WORK INSTRUCTION: A word-for-word repetition of all the entries is needed.

EXTRACTED ENTRIES:
-=-=-=-=-
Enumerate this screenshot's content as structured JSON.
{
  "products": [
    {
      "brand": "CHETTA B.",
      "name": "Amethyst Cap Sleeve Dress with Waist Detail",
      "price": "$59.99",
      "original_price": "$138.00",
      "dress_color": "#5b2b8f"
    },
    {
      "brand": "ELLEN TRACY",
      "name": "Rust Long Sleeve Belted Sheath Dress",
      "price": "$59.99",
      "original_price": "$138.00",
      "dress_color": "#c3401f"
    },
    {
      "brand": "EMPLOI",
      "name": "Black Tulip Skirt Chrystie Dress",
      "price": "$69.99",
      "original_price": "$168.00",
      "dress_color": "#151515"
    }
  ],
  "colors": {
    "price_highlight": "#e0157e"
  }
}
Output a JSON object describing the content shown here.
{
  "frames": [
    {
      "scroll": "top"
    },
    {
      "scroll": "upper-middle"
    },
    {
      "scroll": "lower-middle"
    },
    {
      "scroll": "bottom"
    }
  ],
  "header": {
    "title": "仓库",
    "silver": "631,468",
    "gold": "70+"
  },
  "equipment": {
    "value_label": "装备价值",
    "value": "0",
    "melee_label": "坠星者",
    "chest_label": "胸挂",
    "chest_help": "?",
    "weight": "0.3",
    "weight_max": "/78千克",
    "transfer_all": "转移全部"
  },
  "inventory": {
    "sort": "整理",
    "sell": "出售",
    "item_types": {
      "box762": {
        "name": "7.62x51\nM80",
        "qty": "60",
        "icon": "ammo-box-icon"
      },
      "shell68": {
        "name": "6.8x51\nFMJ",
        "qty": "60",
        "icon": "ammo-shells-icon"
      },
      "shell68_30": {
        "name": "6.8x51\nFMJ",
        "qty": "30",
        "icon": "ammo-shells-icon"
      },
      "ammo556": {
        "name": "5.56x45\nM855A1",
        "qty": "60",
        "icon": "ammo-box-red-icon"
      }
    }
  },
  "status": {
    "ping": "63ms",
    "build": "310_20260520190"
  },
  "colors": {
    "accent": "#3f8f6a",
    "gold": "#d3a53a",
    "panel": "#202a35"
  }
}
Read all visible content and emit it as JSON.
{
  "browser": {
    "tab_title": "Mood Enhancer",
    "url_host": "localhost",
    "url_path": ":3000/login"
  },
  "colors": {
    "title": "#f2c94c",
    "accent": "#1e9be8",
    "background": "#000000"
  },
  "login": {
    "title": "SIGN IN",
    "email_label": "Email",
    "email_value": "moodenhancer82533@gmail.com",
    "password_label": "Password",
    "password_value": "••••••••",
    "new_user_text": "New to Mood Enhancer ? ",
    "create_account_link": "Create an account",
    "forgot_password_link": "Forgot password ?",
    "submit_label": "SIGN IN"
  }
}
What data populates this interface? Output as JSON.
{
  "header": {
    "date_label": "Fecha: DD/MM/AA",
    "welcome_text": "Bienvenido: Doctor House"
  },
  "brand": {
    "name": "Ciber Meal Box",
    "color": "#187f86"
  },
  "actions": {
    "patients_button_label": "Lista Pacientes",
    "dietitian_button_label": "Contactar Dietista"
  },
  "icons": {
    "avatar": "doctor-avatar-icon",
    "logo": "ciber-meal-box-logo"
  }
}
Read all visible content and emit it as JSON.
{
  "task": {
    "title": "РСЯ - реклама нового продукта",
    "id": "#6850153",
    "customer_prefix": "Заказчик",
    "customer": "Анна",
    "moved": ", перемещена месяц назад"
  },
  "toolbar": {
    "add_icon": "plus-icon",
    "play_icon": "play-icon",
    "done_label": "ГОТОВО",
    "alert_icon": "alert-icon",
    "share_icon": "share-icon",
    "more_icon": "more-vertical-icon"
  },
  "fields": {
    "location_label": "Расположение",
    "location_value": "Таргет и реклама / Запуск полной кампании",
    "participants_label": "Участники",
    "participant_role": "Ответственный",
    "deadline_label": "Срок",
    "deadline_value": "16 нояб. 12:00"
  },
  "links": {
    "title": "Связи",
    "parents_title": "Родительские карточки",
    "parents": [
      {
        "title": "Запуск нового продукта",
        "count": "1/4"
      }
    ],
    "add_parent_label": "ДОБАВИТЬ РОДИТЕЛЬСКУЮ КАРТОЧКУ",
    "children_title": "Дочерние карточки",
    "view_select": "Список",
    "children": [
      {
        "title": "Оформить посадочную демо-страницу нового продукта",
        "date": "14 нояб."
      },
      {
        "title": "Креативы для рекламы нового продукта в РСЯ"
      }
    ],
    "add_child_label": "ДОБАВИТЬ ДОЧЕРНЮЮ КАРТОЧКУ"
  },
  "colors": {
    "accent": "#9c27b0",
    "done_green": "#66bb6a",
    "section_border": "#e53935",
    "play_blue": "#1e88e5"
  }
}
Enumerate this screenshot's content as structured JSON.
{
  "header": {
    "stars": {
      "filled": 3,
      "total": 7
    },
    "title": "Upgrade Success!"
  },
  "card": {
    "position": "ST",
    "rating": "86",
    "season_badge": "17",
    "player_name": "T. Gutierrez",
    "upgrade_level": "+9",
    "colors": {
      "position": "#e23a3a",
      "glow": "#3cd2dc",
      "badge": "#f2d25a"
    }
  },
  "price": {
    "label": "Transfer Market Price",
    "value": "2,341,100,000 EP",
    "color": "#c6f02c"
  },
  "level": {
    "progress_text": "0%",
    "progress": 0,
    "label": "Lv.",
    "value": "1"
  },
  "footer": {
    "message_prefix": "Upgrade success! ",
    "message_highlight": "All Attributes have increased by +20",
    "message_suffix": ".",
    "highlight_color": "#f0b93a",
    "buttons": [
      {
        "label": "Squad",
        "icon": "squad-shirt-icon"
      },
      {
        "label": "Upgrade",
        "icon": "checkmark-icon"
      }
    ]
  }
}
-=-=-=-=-
RESPONSE TO THE EXERCISE:
Enumerate this screenshot's content as structured JSON.
{
  "products": [
    {
      "brand": "CHETTA B.",
      "name": "Amethyst Cap Sleeve Dress with Waist Detail",
      "price": "$59.99",
      "original_price": "$138.00",
      "dress_color": "#5b2b8f"
    },
    {
      "brand": "ELLEN TRACY",
      "name": "Rust Long Sleeve Belted Sheath Dress",
      "price": "$59.99",
      "original_price": "$138.00",
      "dress_color": "#c3401f"
    },
    {
      "brand": "EMPLOI",
      "name": "Black Tulip Skirt Chrystie Dress",
      "price": "$69.99",
      "original_price": "$168.00",
      "dress_color": "#151515"
    }
  ],
  "colors": {
    "price_highlight": "#e0157e"
  }
}
Output a JSON object describing the content shown here.
{
  "frames": [
    {
      "scroll": "top"
    },
    {
      "scroll": "upper-middle"
    },
    {
      "scroll": "lower-middle"
    },
    {
      "scroll": "bottom"
    }
  ],
  "header": {
    "title": "仓库",
    "silver": "631,468",
    "gold": "70+"
  },
  "equipment": {
    "value_label": "装备价值",
    "value": "0",
    "melee_label": "坠星者",
    "chest_label": "胸挂",
    "chest_help": "?",
    "weight": "0.3",
    "weight_max": "/78千克",
    "transfer_all": "转移全部"
  },
  "inventory": {
    "sort": "整理",
    "sell": "出售",
    "item_types": {
      "box762": {
        "name": "7.62x51\nM80",
        "qty": "60",
        "icon": "ammo-box-icon"
      },
      "shell68": {
        "name": "6.8x51\nFMJ",
        "qty": "60",
        "icon": "ammo-shells-icon"
      },
      "shell68_30": {
        "name": "6.8x51\nFMJ",
        "qty": "30",
        "icon": "ammo-shells-icon"
      },
      "ammo556": {
        "name": "5.56x45\nM855A1",
        "qty": "60",
        "icon": "ammo-box-red-icon"
      }
    }
  },
  "status": {
    "ping": "63ms",
    "build": "310_20260520190"
  },
  "colors": {
    "accent": "#3f8f6a",
    "gold": "#d3a53a",
    "panel": "#202a35"
  }
}
Read all visible content and emit it as JSON.
{
  "browser": {
    "tab_title": "Mood Enhancer",
    "url_host": "localhost",
    "url_path": ":3000/login"
  },
  "colors": {
    "title": "#f2c94c",
    "accent": "#1e9be8",
    "background": "#000000"
  },
  "login": {
    "title": "SIGN IN",
    "email_label": "Email",
    "email_value": "moodenhancer82533@gmail.com",
    "password_label": "Password",
    "password_value": "••••••••",
    "new_user_text": "New to Mood Enhancer ? ",
    "create_account_link": "Create an account",
    "forgot_password_link": "Forgot password ?",
    "submit_label": "SIGN IN"
  }
}
What data populates this interface? Output as JSON.
{
  "header": {
    "date_label": "Fecha: DD/MM/AA",
    "welcome_text": "Bienvenido: Doctor House"
  },
  "brand": {
    "name": "Ciber Meal Box",
    "color": "#187f86"
  },
  "actions": {
    "patients_button_label": "Lista Pacientes",
    "dietitian_button_label": "Contactar Dietista"
  },
  "icons": {
    "avatar": "doctor-avatar-icon",
    "logo": "ciber-meal-box-logo"
  }
}
Read all visible content and emit it as JSON.
{
  "task": {
    "title": "РСЯ - реклама нового продукта",
    "id": "#6850153",
    "customer_prefix": "Заказчик",
    "customer": "Анна",
    "moved": ", перемещена месяц назад"
  },
  "toolbar": {
    "add_icon": "plus-icon",
    "play_icon": "play-icon",
    "done_label": "ГОТОВО",
    "alert_icon": "alert-icon",
    "share_icon": "share-icon",
    "more_icon": "more-vertical-icon"
  },
  "fields": {
    "location_label": "Расположение",
    "location_value": "Таргет и реклама / Запуск полной кампании",
    "participants_label": "Участники",
    "participant_role": "Ответственный",
    "deadline_label": "Срок",
    "deadline_value": "16 нояб. 12:00"
  },
  "links": {
    "title": "Связи",
    "parents_title": "Родительские карточки",
    "parents": [
      {
        "title": "Запуск нового продукта",
        "count": "1/4"
      }
    ],
    "add_parent_label": "ДОБАВИТЬ РОДИТЕЛЬСКУЮ КАРТОЧКУ",
    "children_title": "Дочерние карточки",
    "view_select": "Список",
    "children": [
      {
        "title": "Оформить посадочную демо-страницу нового продукта",
        "date": "14 нояб."
      },
      {
        "title": "Креативы для рекламы нового продукта в РСЯ"
      }
    ],
    "add_child_label": "ДОБАВИТЬ ДОЧЕРНЮЮ КАРТОЧКУ"
  },
  "colors": {
    "accent": "#9c27b0",
    "done_green": "#66bb6a",
    "section_border": "#e53935",
    "play_blue": "#1e88e5"
  }
}
Enumerate this screenshot's content as structured JSON.
{
  "header": {
    "stars": {
      "filled": 3,
      "total": 7
    },
    "title": "Upgrade Success!"
  },
  "card": {
    "position": "ST",
    "rating": "86",
    "season_badge": "17",
    "player_name": "T. Gutierrez",
    "upgrade_level": "+9",
    "colors": {
      "position": "#e23a3a",
      "glow": "#3cd2dc",
      "badge": "#f2d25a"
    }
  },
  "price": {
    "label": "Transfer Market Price",
    "value": "2,341,100,000 EP",
    "color": "#c6f02c"
  },
  "level": {
    "progress_text": "0%",
    "progress": 0,
    "label": "Lv.",
    "value": "1"
  },
  "footer": {
    "message_prefix": "Upgrade success! ",
    "message_highlight": "All Attributes have increased by +20",
    "message_suffix": ".",
    "highlight_color": "#f0b93a",
    "buttons": [
      {
        "label": "Squad",
        "icon": "squad-shirt-icon"
      },
      {
        "label": "Upgrade",
        "icon": "checkmark-icon"
      }
    ]
  }
}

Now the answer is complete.